J.R.R. Tolkien, born in 1892, is Merton Professor of English Language and Literature at Oxford. Well known for his edition of Sir Gawain and the Green Knight (with the late E.V. Gordon), for his work on Beowulf, and for his verse trans-lation of The Pearl. Professor Tolkien’s fairy-story, The Hobbit, is a great favourite. Something caught my eye here: that Tolkien was “well known […] for his verse translation of The Pearl”. Was he really? This is surprising, considering that it wasn’t published until two years after his death!
According to Wayne Hammond and Christina Scull’s précis, Tolkien made his translation of the poem during 1925–6 while he was supposed to be working on an edition of it with his Gawain collaborator, E.V. Gordon. In 1936, he submitted the translation to J.M. Dent for publication, but although they rejected it, it caught the attention of Guy Pocock, who arranged for part of it to be read on the radio in August of that year. Shortly thereafter, George Allen & Unwin considered publishing it, but all thought of that was swiftly swept aside in the wake of The Hobbit the following year.  A few years later in 1942, the renowned publisher and bookseller Basil Blackwell prepared to publish the translation at last. Galley proofs were even printed in March 1943 (Christopher Tolkien owns a set). All Tolkien had to do was write an introduction. Alas, the ever dilatory (and at this point, very distracted) Tolkien could not get the job done, and — to make a long story a little shorter — the translation never reached the public during his lifetime. 
He certainly intended to publish it, discussed it repeatedly, and was forever on the verge of actually doing it, but this simply never happened. So how did he become so “well known” for it? That is a riddle worthy of Gollum (or better, Bilbo, since it’s not actually a proper riddle :).
I suppose private copies may have been circulating among Tolkien’s friends and colleagues, rather like Songs for the Philologists and Tolkien’s edition of Sir Orfeo.
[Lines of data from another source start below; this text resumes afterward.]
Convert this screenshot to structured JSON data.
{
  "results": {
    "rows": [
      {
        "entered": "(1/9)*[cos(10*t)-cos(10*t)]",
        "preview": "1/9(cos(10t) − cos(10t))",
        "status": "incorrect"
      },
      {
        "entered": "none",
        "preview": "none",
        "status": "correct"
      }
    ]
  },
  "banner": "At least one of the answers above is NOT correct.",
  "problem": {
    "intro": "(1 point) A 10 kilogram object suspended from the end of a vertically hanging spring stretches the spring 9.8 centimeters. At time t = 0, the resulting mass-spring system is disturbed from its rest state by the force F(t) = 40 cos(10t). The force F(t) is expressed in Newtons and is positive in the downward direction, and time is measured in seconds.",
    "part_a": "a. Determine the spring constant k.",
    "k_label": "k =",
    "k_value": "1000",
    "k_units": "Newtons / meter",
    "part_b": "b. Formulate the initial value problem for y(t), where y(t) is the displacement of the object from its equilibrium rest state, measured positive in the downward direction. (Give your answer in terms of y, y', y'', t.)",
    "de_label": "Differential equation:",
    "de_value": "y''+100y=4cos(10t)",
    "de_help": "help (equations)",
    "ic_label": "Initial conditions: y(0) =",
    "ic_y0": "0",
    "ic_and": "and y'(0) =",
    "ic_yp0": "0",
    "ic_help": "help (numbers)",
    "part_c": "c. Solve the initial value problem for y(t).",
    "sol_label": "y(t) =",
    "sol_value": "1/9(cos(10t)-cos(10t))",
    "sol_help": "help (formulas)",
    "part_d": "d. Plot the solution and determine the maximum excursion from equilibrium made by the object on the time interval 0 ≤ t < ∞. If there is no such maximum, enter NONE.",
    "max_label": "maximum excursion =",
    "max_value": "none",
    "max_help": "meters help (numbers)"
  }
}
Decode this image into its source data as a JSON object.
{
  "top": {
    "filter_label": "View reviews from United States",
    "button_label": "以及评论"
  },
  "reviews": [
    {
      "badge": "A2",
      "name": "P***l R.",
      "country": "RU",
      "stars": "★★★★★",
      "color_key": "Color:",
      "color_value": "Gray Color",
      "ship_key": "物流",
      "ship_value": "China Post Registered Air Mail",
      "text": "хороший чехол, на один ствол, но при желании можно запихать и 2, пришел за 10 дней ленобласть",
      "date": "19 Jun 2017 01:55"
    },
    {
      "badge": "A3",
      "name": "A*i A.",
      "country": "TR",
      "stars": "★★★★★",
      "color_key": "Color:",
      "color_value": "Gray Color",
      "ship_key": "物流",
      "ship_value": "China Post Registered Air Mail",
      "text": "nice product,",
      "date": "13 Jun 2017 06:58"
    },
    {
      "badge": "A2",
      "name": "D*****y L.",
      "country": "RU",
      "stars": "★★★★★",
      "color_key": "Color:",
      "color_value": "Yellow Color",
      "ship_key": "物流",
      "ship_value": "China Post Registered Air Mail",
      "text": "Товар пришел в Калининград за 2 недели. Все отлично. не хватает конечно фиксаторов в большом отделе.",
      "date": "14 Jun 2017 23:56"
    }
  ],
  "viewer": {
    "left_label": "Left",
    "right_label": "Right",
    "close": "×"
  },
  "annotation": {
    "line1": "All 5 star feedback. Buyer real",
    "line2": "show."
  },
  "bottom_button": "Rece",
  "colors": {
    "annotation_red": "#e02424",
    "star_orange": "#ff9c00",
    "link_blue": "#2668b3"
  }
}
But if so, I have not read of any surviving. Perhaps he passed around his own (only?) copy. But that would have been risky, wouldn’t it, my precious, yesss. The radio broadcast probably helped, but how large a portion of the translation was read? It’s a long poem, well over a thousand lines! Was the unknown author of the contributor blub in Essays and Studies exaggerating? Was this one of Tolkien’s friends, someone who had indeed read and passed around the translation?
All these questions prompted by an all but forgotten note on a contributor! Perhaps someone can unearth a little more infor-mation. In the meantime, I suppose it’s true after all that “lesser work can earn more pay; / And the longer you reckon, the less hath more” .
 Essays and Studies, Vol. 6 (1953), [n.p.].
 Gordon died unexpectedly in 1938, and plans for the edition of The Pearl went on hold. The edition was eventually completed by Gordon’s widow Ida (with assistance from Tolkien) in 1953, the same year Beorhtnoth was published!
 Christina Scull and Wayne G. Hammond. The J.R.R. Tolkien Companion and Guide: Reader’s Guide. Boston: Houghton Mifflin, 2006, pp. 748–9, et seq.
 This, like the title of the post, is from Tolkien’s translation of The Pearl, finally published in 1975. The title comes from 70.9, the closing quotation from 50.11–2.